When stories are lost, culture is lost. That’s why storytelling is important, says Angel Sobotta. Sobotta will tell personal and traditional Nez Perce stories tonight at the Lewis-Clark State College Center for Arts & History in downtown Lewiston.Stories have long been a part of Sobotta’s life. Her grandmother was a Nez Perce storyteller and her great-grandfather was a noted Nez Perce historian. Though she doesn’t call herself a storyteller, Sobotta remembers creating and acting out stories from an early age and now regularly tells stories in language teaching and other professional work.
“There’s a lot of storytelling in my bloodline, I felt like I inherited that naturally,” Sobotta said.
It’s more than her heritage, though, that compels her to pass on her stories and those of her ancestors.
“It’s important for our culture,” Sobotta said. “There’s so much indigenous knowledge in our stories.”
Some of the stories from the Nez Perce oral tradition, also called coyote stories, contain warning messages while others explain why things are the way they are. These stories are more than just entertainment or cultural artifacts, they can shape the culture. Sobotta explained how this might play out for those that deeply understand the message of the “Heart of the Monster” story, the Nez Perce creation story, told regularly to children.
“In our creation story, it says that we were created to be smart, brave, intelligent and nice people,” Sobotta said. “If you believe that’s who you are, it will affect how you live.”
It’s not just Nez Perce who benefit from hearing the coyote stories, Sobotta said. They’re important for other cultural groups because the stories can teach them why things are a certain way. It allows others to gain understanding and respect for the Nimiipuu.

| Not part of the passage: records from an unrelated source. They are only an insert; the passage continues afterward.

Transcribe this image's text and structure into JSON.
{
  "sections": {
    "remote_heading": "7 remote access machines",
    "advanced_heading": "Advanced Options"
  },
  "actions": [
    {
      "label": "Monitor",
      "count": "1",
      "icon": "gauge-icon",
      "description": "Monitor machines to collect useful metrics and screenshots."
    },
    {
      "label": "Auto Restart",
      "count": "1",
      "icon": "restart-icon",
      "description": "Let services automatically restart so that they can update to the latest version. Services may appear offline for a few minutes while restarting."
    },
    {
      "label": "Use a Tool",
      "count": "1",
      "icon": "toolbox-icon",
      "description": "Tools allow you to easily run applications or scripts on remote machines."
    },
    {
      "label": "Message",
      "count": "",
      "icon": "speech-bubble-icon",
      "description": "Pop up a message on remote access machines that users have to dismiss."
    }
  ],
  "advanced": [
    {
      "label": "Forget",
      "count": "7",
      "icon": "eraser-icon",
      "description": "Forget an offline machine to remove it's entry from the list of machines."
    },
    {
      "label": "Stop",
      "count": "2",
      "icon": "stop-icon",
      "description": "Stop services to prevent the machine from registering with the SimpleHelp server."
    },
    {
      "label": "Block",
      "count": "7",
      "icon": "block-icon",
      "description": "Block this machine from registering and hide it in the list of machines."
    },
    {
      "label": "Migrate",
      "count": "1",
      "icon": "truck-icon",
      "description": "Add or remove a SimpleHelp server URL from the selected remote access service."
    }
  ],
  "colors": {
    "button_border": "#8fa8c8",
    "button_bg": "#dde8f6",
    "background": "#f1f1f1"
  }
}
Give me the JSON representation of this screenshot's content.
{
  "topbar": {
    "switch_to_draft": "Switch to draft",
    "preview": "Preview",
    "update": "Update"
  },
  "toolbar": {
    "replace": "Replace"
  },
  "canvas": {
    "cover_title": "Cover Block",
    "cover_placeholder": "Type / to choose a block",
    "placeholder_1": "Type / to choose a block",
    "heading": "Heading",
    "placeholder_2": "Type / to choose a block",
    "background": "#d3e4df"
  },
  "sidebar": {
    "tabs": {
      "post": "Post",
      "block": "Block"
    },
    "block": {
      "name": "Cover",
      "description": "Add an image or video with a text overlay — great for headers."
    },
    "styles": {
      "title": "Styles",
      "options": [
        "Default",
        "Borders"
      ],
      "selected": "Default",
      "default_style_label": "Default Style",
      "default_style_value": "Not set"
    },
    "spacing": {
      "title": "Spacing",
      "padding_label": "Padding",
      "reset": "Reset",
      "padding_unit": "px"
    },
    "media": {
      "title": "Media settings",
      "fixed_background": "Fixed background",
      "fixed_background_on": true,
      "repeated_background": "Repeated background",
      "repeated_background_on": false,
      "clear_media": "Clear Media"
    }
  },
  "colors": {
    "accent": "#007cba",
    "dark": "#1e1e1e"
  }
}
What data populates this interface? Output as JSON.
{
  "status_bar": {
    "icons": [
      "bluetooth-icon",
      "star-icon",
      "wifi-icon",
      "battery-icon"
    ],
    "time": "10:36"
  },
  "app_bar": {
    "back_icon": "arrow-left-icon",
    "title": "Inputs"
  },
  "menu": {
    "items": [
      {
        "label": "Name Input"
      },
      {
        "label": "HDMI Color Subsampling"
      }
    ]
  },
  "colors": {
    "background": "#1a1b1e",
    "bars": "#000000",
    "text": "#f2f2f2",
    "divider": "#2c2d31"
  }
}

Storytelling, which has traditionally been a part of Nez Perce culture, has changed drastically over the years, Sobotta said. Both the influence of missionaries and changes to the traditional way of life not only influenced some of the stories, but also their role in the culture. Some coyote stories have been lost, but beginning in the 1890s, many were documented by tribal members and scholars who had the foresight to see the value of retaining them.
“I’m thankful the elders back then were generous with the knowledge they had,” Sobotta said. “We’re so fortunate to have this previous scholarly work.”
Sobotta teaches Nez Perce language through the Nez Perce Tribe’s Nez Perce Language Program where Sobotta and her co-workers use storytelling to teach language. Her current doctoral studies at the University of Idaho are focused on the use of storytelling in language learning.
One of Sobotta’s personal stories regards a bag that is on display at the Nuuminix exhibit now at the Center for Arts & History.
“There’s a story behind the story of the bag. It just has all kinds of life lessons,” said Sobotta, who often brings the bag and tells its story when she is speaking.
She’ll also be telling some coyote stories that her grandmother told her, including a portion of the “Heart of the Monster” story and another about a skunk. In addition to Sobotta, Harold Crook, professor of Nez Perce language at Lewis-Clark State College, will be presenting at the event on the craft of storytelling.
IF YOU GO:
WHAT: “Storytelling – a Nez Perce Tradition,” with Angel Sobotta and Harold Crook
WHEN: 5:30 tonight; reception begins at 5 p.m.
WHERE: Center for Arts & History, 415 Main St., Lewiston